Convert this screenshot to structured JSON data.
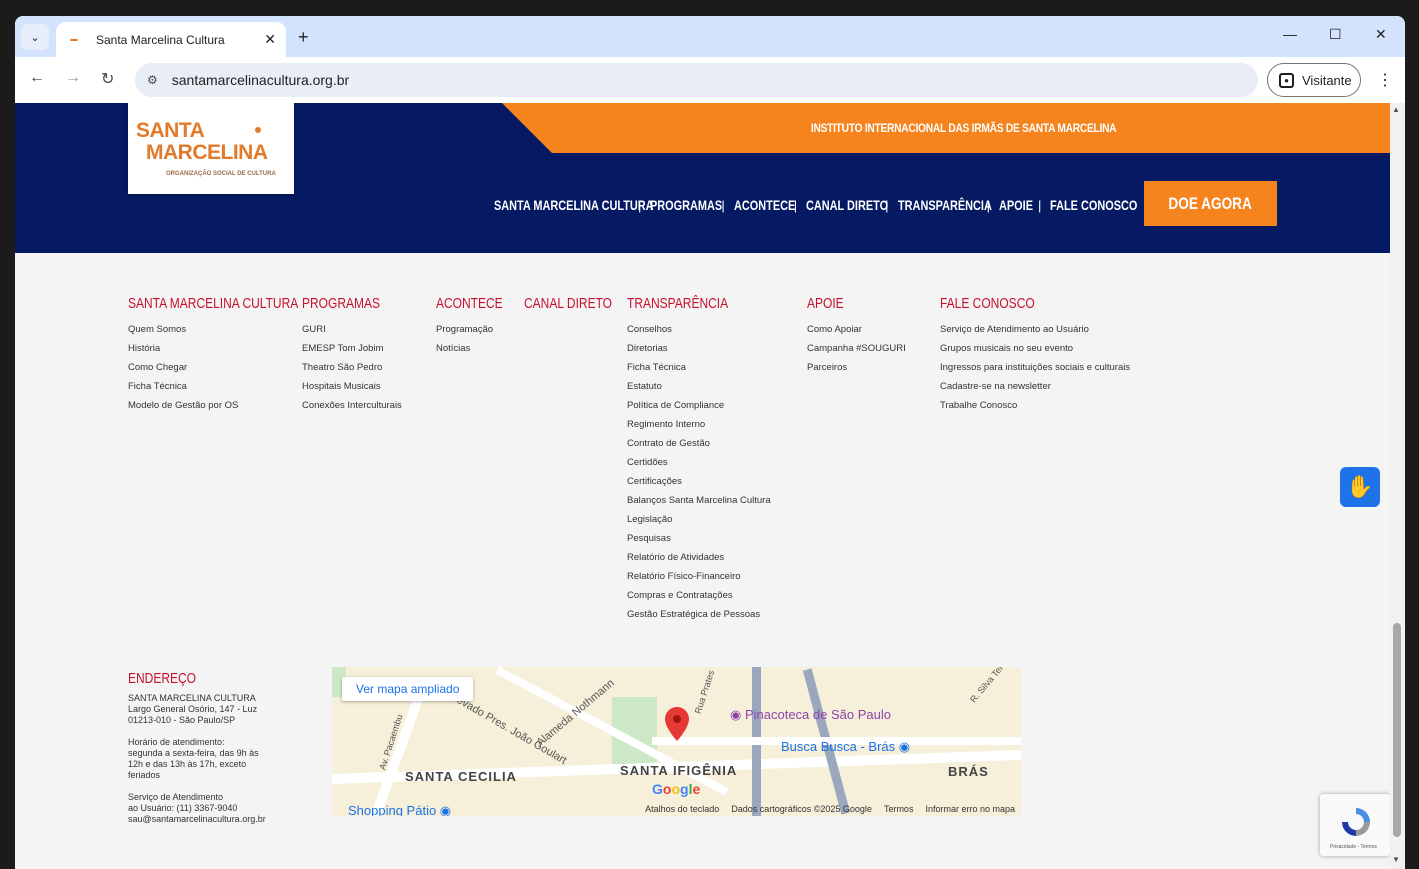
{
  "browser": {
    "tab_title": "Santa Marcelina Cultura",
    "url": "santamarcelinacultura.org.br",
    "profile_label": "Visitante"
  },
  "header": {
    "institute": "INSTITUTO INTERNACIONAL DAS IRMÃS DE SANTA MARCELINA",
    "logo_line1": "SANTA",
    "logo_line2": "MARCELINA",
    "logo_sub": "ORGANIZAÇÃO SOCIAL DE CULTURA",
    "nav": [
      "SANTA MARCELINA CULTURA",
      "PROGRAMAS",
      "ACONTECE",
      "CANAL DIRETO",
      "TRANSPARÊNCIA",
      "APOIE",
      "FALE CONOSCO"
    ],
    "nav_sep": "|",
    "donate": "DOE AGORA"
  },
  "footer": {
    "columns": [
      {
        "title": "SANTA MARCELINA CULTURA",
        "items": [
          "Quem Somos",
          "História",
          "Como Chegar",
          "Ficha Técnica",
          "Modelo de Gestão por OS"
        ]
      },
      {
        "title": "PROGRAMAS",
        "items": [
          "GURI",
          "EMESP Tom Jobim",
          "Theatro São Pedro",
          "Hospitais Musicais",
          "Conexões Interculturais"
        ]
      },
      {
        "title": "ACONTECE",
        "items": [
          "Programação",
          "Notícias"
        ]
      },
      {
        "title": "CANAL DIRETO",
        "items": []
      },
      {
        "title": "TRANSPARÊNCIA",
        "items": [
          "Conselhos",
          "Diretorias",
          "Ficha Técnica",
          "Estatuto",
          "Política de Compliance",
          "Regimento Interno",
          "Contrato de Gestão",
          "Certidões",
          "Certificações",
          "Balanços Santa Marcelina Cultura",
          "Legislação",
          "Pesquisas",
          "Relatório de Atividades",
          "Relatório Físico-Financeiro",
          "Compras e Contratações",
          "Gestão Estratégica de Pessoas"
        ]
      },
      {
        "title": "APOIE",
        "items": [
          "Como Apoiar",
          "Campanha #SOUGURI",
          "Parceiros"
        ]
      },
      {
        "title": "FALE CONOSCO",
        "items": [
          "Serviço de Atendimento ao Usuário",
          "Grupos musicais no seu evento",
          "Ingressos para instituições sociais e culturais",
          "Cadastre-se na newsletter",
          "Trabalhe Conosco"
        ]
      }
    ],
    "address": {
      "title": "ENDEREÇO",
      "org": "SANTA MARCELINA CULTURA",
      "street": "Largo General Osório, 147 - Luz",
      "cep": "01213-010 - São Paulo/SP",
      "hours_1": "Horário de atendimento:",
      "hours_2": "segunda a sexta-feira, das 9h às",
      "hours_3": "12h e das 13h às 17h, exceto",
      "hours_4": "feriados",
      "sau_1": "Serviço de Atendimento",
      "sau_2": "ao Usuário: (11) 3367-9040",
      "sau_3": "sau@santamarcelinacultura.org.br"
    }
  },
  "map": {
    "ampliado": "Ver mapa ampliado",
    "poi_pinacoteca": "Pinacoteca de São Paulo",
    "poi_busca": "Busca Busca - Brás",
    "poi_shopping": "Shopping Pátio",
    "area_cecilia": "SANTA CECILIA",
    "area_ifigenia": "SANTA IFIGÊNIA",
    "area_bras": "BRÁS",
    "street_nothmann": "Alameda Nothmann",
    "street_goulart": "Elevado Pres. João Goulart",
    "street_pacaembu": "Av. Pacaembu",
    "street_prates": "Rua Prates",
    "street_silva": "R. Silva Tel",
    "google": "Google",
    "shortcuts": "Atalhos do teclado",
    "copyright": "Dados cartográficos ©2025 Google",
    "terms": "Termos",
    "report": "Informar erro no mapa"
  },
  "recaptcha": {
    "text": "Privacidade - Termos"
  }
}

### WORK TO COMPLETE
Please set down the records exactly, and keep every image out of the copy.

### RESULT
Convert this screenshot to structured JSON data.
{
  "browser": {
    "tab_title": "Santa Marcelina Cultura",
    "url": "santamarcelinacultura.org.br",
    "profile_label": "Visitante"
  },
  "header": {
    "institute": "INSTITUTO INTERNACIONAL DAS IRMÃS DE SANTA MARCELINA",
    "logo_line1": "SANTA",
    "logo_line2": "MARCELINA",
    "logo_sub": "ORGANIZAÇÃO SOCIAL DE CULTURA",
    "nav": [
      "SANTA MARCELINA CULTURA",
      "PROGRAMAS",
      "ACONTECE",
      "CANAL DIRETO",
      "TRANSPARÊNCIA",
      "APOIE",
      "FALE CONOSCO"
    ],
    "nav_sep": "|",
    "donate": "DOE AGORA"
  },
  "footer": {
    "columns": [
      {
        "title": "SANTA MARCELINA CULTURA",
        "items": [
          "Quem Somos",
          "História",
          "Como Chegar",
          "Ficha Técnica",
          "Modelo de Gestão por OS"
        ]
      },
      {
        "title": "PROGRAMAS",
        "items": [
          "GURI",
          "EMESP Tom Jobim",
          "Theatro São Pedro",
          "Hospitais Musicais",
          "Conexões Interculturais"
        ]
      },
      {
        "title": "ACONTECE",
        "items": [
          "Programação",
          "Notícias"
        ]
      },
      {
        "title": "CANAL DIRETO",
        "items": []
      },
      {
        "title": "TRANSPARÊNCIA",
        "items": [
          "Conselhos",
          "Diretorias",
          "Ficha Técnica",
          "Estatuto",
          "Política de Compliance",
          "Regimento Interno",
          "Contrato de Gestão",
          "Certidões",
          "Certificações",
          "Balanços Santa Marcelina Cultura",
          "Legislação",
          "Pesquisas",
          "Relatório de Atividades",
          "Relatório Físico-Financeiro",
          "Compras e Contratações",
          "Gestão Estratégica de Pessoas"
        ]
      },
      {
        "title": "APOIE",
        "items": [
          "Como Apoiar",
          "Campanha #SOUGURI",
          "Parceiros"
        ]
      },
      {
        "title": "FALE CONOSCO",
        "items": [
          "Serviço de Atendimento ao Usuário",
          "Grupos musicais no seu evento",
          "Ingressos para instituições sociais e culturais",
          "Cadastre-se na newsletter",
          "Trabalhe Conosco"
        ]
      }
    ],
    "address": {
      "title": "ENDEREÇO",
      "org": "SANTA MARCELINA CULTURA",
      "street": "Largo General Osório, 147 - Luz",
      "cep": "01213-010 - São Paulo/SP",
      "hours_1": "Horário de atendimento:",
      "hours_2": "segunda a sexta-feira, das 9h às",
      "hours_3": "12h e das 13h às 17h, exceto",
      "hours_4": "feriados",
      "sau_1": "Serviço de Atendimento",
      "sau_2": "ao Usuário: (11) 3367-9040",
      "sau_3": "sau@santamarcelinacultura.org.br"
    }
  },
  "map": {
    "ampliado": "Ver mapa ampliado",
    "poi_pinacoteca": "Pinacoteca de São Paulo",
    "poi_busca": "Busca Busca - Brás",
    "poi_shopping": "Shopping Pátio",
    "area_cecilia": "SANTA CECILIA",
    "area_ifigenia": "SANTA IFIGÊNIA",
    "area_bras": "BRÁS",
    "street_nothmann": "Alameda Nothmann",
    "street_goulart": "Elevado Pres. João Goulart",
    "street_pacaembu": "Av. Pacaembu",
    "street_prates": "Rua Prates",
    "street_silva": "R. Silva Tel",
    "google": "Google",
    "shortcuts": "Atalhos do teclado",
    "copyright": "Dados cartográficos ©2025 Google",
    "terms": "Termos",
    "report": "Informar erro no mapa"
  },
  "recaptcha": {
    "text": "Privacidade - Termos"
  }
}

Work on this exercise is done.